───── Given data ─────

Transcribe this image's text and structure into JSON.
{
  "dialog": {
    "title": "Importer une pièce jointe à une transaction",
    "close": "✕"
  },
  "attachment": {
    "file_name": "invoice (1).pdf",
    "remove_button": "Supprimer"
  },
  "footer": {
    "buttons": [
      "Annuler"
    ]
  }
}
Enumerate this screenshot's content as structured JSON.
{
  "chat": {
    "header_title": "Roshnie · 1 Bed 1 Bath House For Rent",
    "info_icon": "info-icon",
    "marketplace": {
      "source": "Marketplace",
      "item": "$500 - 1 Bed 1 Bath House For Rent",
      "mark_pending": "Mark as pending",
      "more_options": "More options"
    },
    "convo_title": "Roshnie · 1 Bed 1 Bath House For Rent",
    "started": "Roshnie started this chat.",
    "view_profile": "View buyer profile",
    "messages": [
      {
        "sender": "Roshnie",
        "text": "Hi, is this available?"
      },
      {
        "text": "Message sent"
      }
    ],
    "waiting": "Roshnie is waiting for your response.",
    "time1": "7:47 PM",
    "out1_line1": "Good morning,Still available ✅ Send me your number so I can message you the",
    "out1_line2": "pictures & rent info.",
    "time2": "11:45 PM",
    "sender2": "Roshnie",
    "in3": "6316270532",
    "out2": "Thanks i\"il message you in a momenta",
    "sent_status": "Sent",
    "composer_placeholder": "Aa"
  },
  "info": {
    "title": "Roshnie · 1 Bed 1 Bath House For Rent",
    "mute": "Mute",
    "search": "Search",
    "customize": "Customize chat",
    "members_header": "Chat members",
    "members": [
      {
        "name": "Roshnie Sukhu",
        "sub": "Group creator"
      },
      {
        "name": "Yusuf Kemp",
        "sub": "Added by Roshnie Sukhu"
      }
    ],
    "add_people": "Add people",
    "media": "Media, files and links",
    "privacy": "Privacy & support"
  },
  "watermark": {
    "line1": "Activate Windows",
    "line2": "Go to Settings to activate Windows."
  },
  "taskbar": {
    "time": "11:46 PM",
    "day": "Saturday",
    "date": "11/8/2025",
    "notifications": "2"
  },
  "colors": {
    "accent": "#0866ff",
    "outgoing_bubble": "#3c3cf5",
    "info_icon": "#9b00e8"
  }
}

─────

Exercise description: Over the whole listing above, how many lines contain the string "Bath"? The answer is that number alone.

Completed task: 4